*** Source material Section Begins ***
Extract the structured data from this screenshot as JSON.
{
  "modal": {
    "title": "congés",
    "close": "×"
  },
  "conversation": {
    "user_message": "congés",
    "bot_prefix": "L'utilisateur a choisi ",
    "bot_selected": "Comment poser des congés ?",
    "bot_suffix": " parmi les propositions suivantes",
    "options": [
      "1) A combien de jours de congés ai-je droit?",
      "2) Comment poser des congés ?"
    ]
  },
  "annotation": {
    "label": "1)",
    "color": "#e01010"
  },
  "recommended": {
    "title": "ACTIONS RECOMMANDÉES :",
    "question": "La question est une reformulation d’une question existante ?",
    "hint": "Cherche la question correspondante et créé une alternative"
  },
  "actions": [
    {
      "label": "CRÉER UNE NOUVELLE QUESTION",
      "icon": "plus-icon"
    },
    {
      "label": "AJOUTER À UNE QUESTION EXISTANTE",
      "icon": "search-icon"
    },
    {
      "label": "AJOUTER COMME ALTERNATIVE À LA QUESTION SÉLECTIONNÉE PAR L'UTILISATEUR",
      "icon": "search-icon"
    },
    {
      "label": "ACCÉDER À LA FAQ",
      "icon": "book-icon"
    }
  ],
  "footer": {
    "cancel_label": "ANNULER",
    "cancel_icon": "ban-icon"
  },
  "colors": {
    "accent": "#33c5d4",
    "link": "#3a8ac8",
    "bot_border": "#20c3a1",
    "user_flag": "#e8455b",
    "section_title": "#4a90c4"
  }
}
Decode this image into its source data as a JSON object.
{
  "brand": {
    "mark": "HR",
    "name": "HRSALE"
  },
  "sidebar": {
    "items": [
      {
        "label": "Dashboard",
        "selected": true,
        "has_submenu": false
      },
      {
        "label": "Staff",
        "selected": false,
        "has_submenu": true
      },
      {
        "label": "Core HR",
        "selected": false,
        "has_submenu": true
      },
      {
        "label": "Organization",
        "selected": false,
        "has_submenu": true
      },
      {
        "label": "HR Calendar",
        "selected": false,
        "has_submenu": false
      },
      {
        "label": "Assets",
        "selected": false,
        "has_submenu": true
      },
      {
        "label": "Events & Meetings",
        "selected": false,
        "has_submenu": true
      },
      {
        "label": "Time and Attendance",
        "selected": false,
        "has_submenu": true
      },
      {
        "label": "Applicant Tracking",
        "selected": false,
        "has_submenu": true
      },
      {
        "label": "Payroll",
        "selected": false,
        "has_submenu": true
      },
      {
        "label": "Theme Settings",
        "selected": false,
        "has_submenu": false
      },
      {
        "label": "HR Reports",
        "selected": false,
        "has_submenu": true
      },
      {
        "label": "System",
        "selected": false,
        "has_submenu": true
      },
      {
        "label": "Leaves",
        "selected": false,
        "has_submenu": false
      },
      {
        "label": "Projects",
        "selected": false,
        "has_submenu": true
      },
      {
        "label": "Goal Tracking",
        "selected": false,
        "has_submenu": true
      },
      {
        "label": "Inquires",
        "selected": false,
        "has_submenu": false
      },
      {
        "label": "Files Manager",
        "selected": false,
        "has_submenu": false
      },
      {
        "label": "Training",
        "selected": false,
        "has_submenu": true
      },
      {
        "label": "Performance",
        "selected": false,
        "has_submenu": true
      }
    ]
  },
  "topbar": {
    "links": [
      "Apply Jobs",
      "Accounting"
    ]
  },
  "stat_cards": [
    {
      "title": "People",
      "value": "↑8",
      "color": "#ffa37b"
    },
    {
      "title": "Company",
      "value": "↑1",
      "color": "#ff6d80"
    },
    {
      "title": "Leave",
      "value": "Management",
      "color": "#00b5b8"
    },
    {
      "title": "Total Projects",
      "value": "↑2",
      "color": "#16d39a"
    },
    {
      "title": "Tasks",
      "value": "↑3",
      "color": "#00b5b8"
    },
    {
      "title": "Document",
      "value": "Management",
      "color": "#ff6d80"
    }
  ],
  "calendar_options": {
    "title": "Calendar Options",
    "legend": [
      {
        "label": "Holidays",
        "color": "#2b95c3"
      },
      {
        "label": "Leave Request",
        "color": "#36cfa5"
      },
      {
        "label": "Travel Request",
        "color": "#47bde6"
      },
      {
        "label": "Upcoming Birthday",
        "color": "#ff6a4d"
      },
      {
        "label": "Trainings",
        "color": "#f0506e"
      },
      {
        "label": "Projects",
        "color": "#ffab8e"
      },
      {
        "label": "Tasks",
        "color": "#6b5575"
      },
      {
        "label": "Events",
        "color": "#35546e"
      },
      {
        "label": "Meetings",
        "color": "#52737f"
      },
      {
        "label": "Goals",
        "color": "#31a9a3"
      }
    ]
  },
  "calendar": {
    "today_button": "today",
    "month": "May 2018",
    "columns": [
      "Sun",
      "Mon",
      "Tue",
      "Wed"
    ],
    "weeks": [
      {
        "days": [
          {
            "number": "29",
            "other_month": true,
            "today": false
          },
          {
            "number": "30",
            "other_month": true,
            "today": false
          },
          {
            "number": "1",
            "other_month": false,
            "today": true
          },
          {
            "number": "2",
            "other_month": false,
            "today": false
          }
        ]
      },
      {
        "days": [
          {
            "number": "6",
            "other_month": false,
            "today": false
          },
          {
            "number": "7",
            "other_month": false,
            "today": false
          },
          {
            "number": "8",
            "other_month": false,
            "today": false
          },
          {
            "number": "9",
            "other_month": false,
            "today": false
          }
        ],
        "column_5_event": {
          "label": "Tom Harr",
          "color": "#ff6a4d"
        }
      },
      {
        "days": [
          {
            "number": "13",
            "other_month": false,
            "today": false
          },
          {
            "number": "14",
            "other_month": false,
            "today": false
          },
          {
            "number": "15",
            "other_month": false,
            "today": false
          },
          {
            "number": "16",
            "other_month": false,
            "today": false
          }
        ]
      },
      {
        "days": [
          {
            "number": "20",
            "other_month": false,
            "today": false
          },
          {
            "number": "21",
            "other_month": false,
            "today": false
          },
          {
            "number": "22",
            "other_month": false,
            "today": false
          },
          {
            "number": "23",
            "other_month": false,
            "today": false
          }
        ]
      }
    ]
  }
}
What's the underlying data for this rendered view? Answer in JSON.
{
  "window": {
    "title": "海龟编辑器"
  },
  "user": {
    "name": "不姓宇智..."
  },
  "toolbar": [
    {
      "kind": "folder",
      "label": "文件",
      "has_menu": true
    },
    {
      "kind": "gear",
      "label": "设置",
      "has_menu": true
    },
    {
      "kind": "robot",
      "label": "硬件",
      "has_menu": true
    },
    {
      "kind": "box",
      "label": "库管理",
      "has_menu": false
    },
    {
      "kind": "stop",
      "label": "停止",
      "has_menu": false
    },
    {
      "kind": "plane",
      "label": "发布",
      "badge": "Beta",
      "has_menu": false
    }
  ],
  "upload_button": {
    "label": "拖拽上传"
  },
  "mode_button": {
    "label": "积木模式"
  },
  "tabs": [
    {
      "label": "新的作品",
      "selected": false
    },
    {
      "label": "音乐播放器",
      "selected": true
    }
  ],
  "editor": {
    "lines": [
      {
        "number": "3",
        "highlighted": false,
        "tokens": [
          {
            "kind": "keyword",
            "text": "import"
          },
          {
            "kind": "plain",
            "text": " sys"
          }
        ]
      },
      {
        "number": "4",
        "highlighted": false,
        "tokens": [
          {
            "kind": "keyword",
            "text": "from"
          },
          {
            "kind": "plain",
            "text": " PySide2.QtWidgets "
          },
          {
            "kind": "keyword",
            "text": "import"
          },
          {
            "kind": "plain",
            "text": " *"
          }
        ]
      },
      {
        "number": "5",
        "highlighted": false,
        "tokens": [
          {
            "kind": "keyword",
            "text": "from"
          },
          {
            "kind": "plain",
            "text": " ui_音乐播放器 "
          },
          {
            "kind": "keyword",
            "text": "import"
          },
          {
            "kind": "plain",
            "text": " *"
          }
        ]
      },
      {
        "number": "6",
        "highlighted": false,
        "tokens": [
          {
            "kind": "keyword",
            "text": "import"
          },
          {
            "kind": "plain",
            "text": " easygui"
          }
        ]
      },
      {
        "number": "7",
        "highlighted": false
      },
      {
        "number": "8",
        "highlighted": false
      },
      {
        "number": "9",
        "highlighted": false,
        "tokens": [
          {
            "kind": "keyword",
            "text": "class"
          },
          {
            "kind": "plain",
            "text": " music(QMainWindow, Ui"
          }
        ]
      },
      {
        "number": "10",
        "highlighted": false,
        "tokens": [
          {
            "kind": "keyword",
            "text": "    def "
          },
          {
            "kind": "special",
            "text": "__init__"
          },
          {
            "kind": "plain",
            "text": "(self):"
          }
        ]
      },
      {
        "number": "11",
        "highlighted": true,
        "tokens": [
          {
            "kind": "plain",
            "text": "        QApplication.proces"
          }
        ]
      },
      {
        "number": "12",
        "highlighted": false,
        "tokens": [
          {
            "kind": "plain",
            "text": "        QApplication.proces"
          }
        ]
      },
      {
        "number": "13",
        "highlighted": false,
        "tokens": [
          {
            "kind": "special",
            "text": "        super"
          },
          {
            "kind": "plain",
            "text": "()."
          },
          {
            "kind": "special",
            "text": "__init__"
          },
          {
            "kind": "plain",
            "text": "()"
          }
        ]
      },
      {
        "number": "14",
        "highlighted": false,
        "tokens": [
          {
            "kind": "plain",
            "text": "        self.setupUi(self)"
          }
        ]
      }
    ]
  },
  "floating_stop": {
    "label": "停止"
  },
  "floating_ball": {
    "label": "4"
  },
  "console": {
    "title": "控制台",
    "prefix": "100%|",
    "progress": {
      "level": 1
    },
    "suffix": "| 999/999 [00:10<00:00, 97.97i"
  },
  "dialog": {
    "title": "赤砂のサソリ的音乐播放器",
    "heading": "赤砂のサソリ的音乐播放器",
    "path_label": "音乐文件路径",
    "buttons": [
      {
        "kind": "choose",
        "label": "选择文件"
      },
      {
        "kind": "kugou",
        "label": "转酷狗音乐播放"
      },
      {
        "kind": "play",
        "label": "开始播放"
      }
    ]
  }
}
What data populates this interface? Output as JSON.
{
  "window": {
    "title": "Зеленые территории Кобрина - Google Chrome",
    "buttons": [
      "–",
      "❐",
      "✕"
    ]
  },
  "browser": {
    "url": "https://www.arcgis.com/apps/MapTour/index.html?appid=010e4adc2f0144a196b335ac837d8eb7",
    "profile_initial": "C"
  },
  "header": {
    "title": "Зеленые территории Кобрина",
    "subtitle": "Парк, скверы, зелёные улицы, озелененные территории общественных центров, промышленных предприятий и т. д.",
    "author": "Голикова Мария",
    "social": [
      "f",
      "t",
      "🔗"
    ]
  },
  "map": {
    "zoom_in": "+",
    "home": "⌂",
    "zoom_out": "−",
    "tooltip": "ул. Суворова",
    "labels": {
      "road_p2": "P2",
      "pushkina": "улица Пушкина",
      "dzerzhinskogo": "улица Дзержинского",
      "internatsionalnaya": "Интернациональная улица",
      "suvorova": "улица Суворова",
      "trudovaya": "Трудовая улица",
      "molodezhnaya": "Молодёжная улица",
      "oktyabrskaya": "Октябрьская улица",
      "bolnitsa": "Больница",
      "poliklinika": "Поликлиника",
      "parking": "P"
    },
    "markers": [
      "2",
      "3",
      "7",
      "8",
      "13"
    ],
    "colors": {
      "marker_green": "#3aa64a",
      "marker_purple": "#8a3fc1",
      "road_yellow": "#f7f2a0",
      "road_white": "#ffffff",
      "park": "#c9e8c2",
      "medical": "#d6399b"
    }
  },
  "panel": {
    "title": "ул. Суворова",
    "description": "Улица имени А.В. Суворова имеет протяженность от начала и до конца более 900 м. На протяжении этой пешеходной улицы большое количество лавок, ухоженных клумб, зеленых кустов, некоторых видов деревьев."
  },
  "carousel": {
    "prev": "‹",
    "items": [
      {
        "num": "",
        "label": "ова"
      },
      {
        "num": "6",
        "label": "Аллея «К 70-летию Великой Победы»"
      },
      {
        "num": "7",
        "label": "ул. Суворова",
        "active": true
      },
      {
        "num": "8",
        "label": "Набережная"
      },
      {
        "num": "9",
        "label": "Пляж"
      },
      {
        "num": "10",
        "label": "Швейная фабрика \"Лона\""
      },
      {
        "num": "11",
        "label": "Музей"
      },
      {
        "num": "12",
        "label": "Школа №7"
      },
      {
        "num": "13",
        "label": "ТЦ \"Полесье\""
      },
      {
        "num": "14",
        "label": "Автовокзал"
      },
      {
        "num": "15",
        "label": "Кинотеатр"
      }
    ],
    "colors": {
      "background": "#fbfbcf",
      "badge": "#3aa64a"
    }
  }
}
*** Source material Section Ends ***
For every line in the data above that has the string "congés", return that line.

● Solution below
    "title": "congés",
    "user_message": "congés",
    "bot_selected": "Comment poser des congés ?",
      "1) A combien de jours de congés ai-je droit?",
      "2) Comment poser des congés ?"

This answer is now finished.